▸ Information given:
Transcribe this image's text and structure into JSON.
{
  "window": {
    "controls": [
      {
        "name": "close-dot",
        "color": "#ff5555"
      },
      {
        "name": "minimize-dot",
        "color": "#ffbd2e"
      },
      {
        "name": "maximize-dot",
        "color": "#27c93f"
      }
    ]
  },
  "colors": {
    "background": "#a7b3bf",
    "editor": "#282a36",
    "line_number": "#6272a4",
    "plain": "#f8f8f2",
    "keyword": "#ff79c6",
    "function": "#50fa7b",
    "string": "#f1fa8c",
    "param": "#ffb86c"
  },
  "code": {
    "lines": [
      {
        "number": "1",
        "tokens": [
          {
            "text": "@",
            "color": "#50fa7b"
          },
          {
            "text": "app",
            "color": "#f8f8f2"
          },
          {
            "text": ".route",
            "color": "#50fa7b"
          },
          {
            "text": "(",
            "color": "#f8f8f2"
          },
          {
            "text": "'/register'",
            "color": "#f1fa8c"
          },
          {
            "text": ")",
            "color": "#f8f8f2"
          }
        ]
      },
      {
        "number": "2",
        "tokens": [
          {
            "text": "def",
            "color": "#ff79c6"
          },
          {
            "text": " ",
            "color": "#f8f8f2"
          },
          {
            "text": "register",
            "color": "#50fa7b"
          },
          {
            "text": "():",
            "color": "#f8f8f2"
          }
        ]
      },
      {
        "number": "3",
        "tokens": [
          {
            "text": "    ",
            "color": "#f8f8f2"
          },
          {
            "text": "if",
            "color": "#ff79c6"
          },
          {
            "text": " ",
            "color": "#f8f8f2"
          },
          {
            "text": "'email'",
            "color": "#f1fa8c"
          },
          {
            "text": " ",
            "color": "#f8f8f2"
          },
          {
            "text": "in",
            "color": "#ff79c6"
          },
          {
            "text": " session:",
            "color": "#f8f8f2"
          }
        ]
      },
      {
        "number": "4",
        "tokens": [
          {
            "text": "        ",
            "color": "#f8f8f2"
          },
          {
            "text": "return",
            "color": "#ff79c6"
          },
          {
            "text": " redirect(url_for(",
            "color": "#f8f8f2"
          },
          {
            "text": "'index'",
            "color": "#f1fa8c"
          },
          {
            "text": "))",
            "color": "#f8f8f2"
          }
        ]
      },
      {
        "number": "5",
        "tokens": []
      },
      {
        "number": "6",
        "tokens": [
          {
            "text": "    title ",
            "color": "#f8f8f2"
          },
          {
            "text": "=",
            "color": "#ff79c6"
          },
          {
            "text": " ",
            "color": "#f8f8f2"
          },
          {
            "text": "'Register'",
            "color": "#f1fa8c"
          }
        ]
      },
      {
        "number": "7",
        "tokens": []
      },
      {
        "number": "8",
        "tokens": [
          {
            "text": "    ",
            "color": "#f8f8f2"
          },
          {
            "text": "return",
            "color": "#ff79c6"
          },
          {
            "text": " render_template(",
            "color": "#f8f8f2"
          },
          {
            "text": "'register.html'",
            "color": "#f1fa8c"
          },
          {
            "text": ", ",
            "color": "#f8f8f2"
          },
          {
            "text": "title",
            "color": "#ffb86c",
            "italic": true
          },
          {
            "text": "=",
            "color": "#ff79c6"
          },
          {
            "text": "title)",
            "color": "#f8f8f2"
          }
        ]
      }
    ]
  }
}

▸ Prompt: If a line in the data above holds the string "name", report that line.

▸ Reply:
        "name": "close-dot",
        "name": "minimize-dot",
        "name": "maximize-dot",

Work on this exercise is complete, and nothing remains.